2. Differences in scale and predictability set aside highly dynamic pelagic systems from terrestrial and nearshore ecosystems, where wildlife reserves were first implemented. Yet, as in static systems, many pelagic species use predictable habitats to breed and forage. Marine protected areas (MPAs) could be designed to protect these foraging and breeding aggregations.
3. Understanding the physical mechanisms that influence the formation and persistence of these aggregations is essential in order to define and implement pelagic protected areas. We classify pelagic habitats according to their dynamics and predictability into three categories: static, persistent and ephemeral features.
4. While traditional designs are effective in static habitats, many important pelagic habitats are neither fixed nor predictable. Thus, pelagic protected areas will require dynamic boundaries and extensive buffers.
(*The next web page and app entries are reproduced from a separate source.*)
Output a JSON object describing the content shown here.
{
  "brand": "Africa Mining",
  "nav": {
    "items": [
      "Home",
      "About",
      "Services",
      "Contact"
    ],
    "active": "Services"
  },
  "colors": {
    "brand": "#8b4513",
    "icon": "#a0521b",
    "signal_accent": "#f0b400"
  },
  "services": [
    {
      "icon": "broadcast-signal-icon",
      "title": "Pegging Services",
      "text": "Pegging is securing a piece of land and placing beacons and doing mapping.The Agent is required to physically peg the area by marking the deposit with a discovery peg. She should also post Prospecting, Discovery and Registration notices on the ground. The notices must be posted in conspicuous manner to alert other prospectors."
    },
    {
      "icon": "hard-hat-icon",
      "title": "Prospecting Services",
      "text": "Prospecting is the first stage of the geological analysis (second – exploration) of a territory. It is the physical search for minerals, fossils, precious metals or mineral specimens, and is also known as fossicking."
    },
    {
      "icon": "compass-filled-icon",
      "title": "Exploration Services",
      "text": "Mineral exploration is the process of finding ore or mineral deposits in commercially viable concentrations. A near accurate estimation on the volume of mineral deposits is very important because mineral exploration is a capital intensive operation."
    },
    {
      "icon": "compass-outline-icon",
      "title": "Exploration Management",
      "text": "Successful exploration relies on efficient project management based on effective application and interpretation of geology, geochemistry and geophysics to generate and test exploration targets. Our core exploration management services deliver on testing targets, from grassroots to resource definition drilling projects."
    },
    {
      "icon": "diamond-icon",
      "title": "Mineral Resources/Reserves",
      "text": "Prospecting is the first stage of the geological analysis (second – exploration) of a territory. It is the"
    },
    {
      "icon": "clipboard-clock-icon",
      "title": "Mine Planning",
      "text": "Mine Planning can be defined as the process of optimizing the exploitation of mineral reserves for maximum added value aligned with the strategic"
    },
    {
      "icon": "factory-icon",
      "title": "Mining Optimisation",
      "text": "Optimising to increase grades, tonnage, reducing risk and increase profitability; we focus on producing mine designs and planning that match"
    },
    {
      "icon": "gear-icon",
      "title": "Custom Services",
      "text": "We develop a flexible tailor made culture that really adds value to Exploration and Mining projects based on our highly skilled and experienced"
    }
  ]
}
5. In addition, the protection of far-ranging pelagic vertebrates will require dynamic MPAs defined by the extent and location of large-scale oceanographic features.
6. Recent technological advances and our ability to implement large-scale conservation actions will facilitate the implementation of pelagic protected areas.
7. The establishment of pelagic MPAs should include enforcement, research and monitoring programmes to evaluate design effectiveness.
8. Ultimately, society will need a holistic management scheme for entire ocean basins. Such overarching management will rely on many innovative tools, including the judicious use of pelagic MPAs. Copyright © 2000 John Wiley & Sons, Ltd.